We have reached the mid-way point of the 2016 Session. Turn-around (bills moving from the House to the Senate and vice-versa) has come with very little to report in terms of significant bills passing the House. The Speaker was seeking “nothing of controversy” on the House agenda, and in my estimation was quite successful in that endeavor. Normally at this time of the session I have too much to write about for one newsletter; this year there is a paucity of information to report other than what has NOT been done this year.
Of course, the elephant in the room is the passage of a budget that makes no attempt to fund our schools as was just announced in the Gannon lawsuit ruling. We need to find $51 million more to satisfy the Kansas Supreme Court, and we do NOT have that money available. Additionally, the court has instructed the state to meet the adequacy requirements set out in our state constitution, and that will entail multi-millions of dollars. I have seen no move to actually work on these school funding issues by our leadership. It is always possible that they are doing it behind closed doors. Time will tell.
Rene and me at the K-State Wabash Cannonball. The event raises money for scholarships. As we continue to cut dollars from our state institutions, students will need more scholarship money!
Things to Watch
The budget just agreed upon by the House and Senate includes $10 million of anticipated funds from passage of SB 314. The bill implements a Step Therapy program in KanCare, requiring patients to start the lowest cost drug available to treat a disease and then “step up” to the next tier if the previous one fails. Although many insurance plans have something similar, this particular program does not have a “safety valve” that allows health-care providers to opt out of the Step Therapy if it is in the best clinical interest of the patient.
I am opposed to interfering with the physician-patient relationship and suggest the bill be amended to include special circumstances not to follow the Step Therapy program. My fear is that this bill will not come to the Health committee for review but will instead be included in a conference committee report. If that should happen, the bill would not be amendable and would be only an “up” or “down” vote. Compromising patient care does not fly in my book.
After the recent tragic mass shooting in Hesston, Kansas, it is imperative to move two gun violence prevention bills through the committee:
HB 2370 sits in the Fed and State committee and would put gun violence restraining orders into the law.
HB 2526 would eliminate the 2017 requirement for Higher Education campuses to have concealed carry unless able to prove NO guns are present.
According to the Chairman of the Fed and State committee, the decision to bring either of these bills to be worked is up to the Speaker. From my perspective, it is imperative to seek some sensible solutions to our gun violence catastrophes. I acknowledge that putting these types of laws in place won’t make all gun violence end, but it will prevent SOME of it!
The Destruction of Kansas Government
On Monday, the revenue reports for February were released and the news was terrible. Kansas reported a $53 million shortfall from projections. Keep in mind that projections have already been significantly reduced because of missed projections earlier in the fiscal year. The Governor’s administration continues to cite low unemployment numbers as an indicator of their claimed success of current tax policy. Or, they blame the Obama administration for our low revenues. The Governor also has taken a “my way or the highway” stand, claiming he will veto any attempt to change the business income tax exemption currently in place.

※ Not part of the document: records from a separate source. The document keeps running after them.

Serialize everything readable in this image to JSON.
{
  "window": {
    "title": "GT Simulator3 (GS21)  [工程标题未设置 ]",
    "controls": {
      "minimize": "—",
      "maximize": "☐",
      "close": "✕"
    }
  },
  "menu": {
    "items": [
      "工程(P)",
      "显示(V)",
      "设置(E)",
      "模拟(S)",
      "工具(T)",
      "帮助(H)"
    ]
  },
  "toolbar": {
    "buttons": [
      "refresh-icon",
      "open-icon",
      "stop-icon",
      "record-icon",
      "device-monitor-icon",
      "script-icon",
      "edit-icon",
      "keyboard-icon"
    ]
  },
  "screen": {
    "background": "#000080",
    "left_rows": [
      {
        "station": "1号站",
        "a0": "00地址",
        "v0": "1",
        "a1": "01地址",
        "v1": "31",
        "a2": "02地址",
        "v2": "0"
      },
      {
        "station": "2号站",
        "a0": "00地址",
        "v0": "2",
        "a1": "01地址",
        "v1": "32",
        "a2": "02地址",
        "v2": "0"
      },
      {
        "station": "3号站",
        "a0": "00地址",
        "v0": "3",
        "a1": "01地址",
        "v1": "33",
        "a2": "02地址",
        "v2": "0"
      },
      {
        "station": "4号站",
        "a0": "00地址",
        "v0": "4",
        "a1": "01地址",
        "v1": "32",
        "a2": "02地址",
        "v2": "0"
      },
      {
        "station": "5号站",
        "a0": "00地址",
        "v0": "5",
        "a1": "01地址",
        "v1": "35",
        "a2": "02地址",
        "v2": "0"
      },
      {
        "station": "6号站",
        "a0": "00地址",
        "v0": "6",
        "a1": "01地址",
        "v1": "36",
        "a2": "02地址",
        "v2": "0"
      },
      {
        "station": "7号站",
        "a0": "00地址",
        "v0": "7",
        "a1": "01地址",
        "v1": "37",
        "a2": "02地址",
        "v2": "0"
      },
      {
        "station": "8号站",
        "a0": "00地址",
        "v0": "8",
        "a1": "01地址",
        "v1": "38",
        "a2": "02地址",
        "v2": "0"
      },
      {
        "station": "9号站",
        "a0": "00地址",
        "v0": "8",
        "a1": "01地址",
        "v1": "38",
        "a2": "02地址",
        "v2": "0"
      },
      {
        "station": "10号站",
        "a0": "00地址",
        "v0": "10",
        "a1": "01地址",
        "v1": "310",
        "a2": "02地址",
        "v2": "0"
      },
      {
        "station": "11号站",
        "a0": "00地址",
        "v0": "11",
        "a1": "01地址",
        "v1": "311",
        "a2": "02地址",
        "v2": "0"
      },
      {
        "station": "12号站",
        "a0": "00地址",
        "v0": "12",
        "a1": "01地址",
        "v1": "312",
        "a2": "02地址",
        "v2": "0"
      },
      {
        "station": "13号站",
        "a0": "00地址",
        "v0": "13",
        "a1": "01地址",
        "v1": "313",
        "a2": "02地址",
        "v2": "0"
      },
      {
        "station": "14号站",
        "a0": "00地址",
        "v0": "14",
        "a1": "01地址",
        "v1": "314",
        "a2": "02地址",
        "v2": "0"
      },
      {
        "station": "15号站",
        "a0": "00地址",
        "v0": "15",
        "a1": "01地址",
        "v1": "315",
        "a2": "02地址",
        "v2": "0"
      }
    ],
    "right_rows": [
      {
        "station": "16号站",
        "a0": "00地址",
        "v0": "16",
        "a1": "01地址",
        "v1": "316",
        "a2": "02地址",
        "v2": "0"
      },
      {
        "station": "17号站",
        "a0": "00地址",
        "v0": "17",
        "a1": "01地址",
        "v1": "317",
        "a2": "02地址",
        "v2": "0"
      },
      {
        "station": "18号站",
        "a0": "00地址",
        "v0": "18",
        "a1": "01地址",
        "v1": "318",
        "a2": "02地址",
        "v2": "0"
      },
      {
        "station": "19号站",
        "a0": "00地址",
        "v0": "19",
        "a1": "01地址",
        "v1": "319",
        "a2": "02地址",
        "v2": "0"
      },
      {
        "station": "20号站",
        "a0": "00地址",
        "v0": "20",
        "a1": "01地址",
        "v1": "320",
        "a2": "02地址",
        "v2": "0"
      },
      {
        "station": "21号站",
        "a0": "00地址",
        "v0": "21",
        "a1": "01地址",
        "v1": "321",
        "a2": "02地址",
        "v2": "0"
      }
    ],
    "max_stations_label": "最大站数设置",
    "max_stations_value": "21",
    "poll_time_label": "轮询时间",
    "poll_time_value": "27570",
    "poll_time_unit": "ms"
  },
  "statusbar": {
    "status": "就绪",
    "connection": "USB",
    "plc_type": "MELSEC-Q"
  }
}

My take is that the Governor wants to starve our state government, thus forcing the call for “smaller government”. Not only did the most recent revenue numbers trigger an across the board 3% cut including $17 million taken from Higher Ed, the state still must come up with $51 million just to meet the Gannon ruling. As revenues collapse, so does the basic infrastructure of the state. I have had “off the record” reports from a few state employees who say that things are being held together by a “shoestring and a prayer”. We have three more years of this type of management UNLESS there are enough changes in both the House and Senate this next election to be able to override a Governor’s veto.
So enough of the bad news. The good news is that there are many of us who remain in the legislature who are dedicated to the Kansas that we love and who continue to vote with pragmatic sensibility. We just need more legislators like that, which puts the ball into the people’s court. Will you help save the Kansas that we love? I hope so. Regardless of who are presidential candidates are in November, we have serious business in Kansas that will need your involvement come August Primary time.
District 21 has always had a reputation for having one of the highest voter turnouts in the state. I believe that is because you care, and now is the time to put that caring into action. Talk to your neighbors and friends about what you want the priorities of Kansas to be. Make sure they are registered to vote and then confirm that they do vote. With a three-week timeframe to vote, there really is no excuse to miss casting a ballot. I am counting on you, and the future generations of our beloved state are counting on you as well.
Thank you for allowing me to serve. You can reach me at email@example.com. I am always eager to hear from my constituents!
Rep. Barbara Bollier
Kansas House District 21
Serving Northeast Johnson County